*Task statement*: Report every line below that holds the word "content".

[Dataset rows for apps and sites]
.....
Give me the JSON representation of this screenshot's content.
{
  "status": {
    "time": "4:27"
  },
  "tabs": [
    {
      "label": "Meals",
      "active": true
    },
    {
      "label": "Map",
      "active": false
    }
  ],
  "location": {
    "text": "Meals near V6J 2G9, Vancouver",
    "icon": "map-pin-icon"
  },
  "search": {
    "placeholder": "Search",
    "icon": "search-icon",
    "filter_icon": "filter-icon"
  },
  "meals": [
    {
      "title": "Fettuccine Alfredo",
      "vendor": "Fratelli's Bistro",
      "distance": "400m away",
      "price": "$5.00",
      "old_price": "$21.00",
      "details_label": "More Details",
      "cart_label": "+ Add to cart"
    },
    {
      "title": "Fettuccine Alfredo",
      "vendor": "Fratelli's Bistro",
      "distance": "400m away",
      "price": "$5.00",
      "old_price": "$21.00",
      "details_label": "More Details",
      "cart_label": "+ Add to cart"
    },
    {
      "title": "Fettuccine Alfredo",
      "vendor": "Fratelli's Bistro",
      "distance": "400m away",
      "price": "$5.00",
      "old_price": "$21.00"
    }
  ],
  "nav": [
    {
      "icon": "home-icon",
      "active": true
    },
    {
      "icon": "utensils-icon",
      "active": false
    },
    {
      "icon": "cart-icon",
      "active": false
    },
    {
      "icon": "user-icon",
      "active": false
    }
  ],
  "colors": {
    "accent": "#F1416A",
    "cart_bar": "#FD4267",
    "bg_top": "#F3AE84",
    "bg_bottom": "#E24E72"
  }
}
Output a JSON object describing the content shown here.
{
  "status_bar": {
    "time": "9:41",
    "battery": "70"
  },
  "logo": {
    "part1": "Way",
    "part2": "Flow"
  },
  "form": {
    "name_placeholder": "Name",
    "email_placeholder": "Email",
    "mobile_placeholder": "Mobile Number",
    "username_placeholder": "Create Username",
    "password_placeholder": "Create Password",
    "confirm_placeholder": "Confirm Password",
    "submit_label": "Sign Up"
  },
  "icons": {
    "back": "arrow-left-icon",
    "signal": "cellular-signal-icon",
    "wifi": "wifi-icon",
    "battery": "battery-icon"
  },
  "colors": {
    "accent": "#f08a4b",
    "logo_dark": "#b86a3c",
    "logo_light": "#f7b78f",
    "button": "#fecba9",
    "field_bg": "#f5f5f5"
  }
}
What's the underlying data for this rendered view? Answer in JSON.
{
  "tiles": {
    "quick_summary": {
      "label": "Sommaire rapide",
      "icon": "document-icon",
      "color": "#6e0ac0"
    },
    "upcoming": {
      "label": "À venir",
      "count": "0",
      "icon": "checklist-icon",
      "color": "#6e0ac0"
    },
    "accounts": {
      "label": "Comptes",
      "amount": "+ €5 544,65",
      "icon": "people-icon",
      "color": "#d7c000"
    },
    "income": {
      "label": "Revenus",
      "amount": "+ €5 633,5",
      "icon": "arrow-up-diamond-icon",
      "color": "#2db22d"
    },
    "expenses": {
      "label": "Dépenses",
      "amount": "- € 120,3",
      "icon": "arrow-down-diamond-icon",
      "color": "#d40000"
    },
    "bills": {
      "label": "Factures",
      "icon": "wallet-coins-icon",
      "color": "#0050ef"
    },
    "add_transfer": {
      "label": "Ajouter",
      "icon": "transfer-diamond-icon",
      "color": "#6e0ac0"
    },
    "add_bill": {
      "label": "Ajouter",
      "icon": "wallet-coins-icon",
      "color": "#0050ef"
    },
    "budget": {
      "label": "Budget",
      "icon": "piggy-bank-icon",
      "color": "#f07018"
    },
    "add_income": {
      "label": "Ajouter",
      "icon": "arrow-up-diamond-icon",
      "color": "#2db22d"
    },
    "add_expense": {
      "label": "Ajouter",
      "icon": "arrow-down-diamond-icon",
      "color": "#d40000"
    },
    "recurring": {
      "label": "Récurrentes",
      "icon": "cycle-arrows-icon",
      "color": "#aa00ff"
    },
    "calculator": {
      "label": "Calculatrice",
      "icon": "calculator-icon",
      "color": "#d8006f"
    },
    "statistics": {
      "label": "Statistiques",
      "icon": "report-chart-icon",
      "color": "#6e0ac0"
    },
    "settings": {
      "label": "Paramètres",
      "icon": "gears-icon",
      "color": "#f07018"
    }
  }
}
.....
*Written answer*:
Give me the JSON representation of this screenshot's content.
Output a JSON object describing the content shown here.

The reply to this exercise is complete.